dancing feet lose their balance.
The mansion curtains fly toward
his body, causing him to fall
to the great room floor. When
he rides a scooter, the child’s
car leans from side to side,
his eventually scraping his
body after a hard fall. Other
children collect their witches
to shake his frame into bones.
Since the parents do not
correct their children, their
ancestors interview evil for
jobs. Evil hires all who show
an interest in her wares.
Those interested in goodness
fight for their lives, but lose,
as evil whips up horror that
pinches flesh.                         

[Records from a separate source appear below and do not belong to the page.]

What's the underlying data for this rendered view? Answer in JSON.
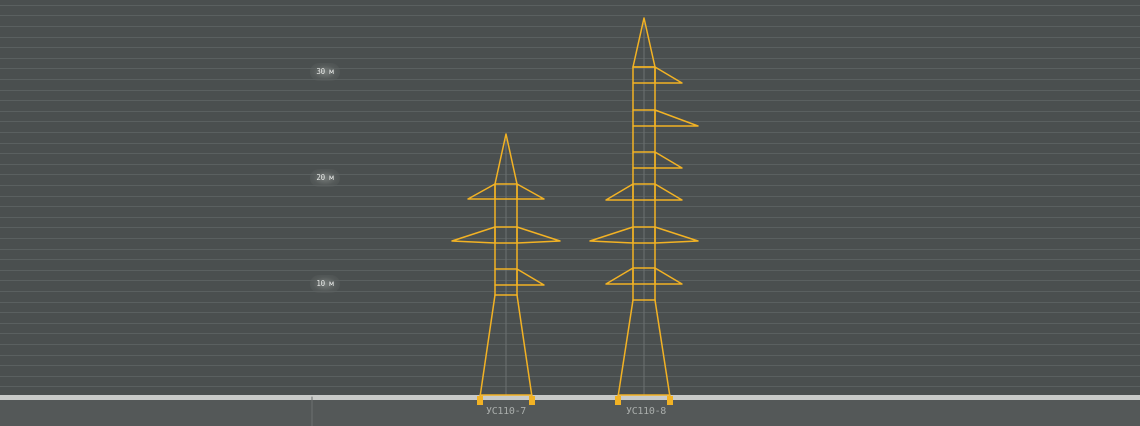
{
  "colors": {
    "background": "#4a4f4f",
    "gridline": "#5a6060",
    "tower": "#f2b224",
    "ground": "#c8cac8",
    "ground_bar": "#545858",
    "footing": "#f2b224"
  },
  "height_scale": {
    "unit": "м",
    "markers": [
      {
        "value": 30,
        "label": "30 м"
      },
      {
        "value": 20,
        "label": "20 м"
      },
      {
        "value": 10,
        "label": "10 м"
      }
    ]
  },
  "towers": [
    {
      "name": "УС110-7"
    },
    {
      "name": "УС110-8"
    }
  ]
}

The drifter climbs trees in
woods and forests, ignoring
squirrels and snakes raking
the ground. Instead, his eyes
flow upward to study the
onslaught of storms and
tornadoes. As he flows like
ocean waves, he knows a
storm is near. He uses a rope
to tie himself securely to the
hearty pecan tree. When the
winds elevate, the pecan tree
is stable in character. Even
the sheets of rain provide a
comforter for the pecan tree.
As the tornado blasts forth
from the ocean, the man
clings to the pecan tree, the
tornado’s evil foot jumping
over the pecan tree, but
wrestling the rest of the
woods while they succumb
to flat lands.               

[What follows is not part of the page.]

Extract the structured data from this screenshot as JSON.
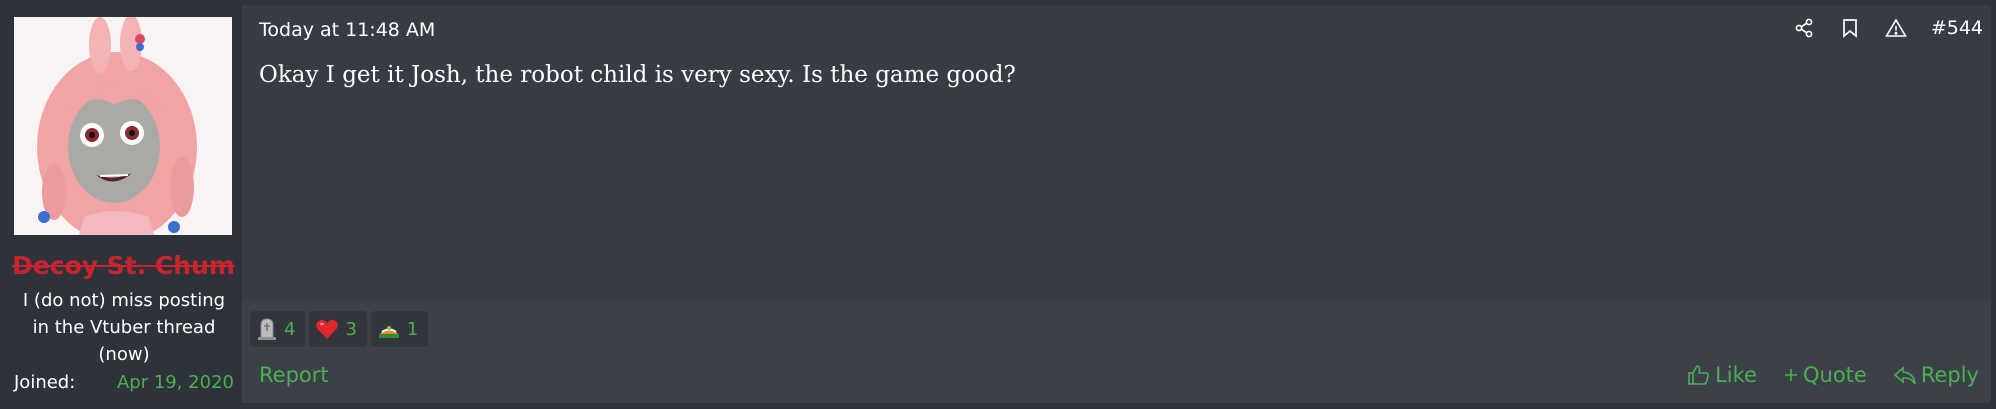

The conflagration takes the town by
its tail, the fire whipping its
dinner of carnage, both human
and material.

As the fire plays hopscotch across the
town, the children carry their
attachments with them, Ivy’s
Smiley Pillow leaving the
world of fantasy.

The smoke from the blackened town
shakes up into tiny ghosts who
participate in a dance above
the burnt land.

As the reality of the situation sets like
Jello, the harbingers of freedom
give in to being prisoners of the

The word Hope is sketched on the high
school’s front door, the only door
standing in the inferno.

As the townspeople gather around this
word, a crow covers it with a
burnt wing.   

Claire T. Feild has had 413 poems and 7 creative nonfiction stories accepted for publication in 131 different print journals and anthologies such as: The Tulane ReviewFreshwaterGhostlight; Alabama Views and WordsThe Muse;SpillwayPoeming Pigeons; Jelly BucketThe Carolina Quarterly; Slipstream PressThe Horror Zine Magazine; The Path: A Literary Magazine; Cake; and Literature Today (Volume 5)Her first poetry book is Mississippi Delta Women in Prism. Her next poetry collection is Southern Women: The 1950s. Her third poetry collection is Indigo Blues (Origami Poetry Project). Her first nonfiction book is A Delta VigilYazoo City, Mississippi, the 1950s. Her second nonfiction book is Mississippi Delta Memories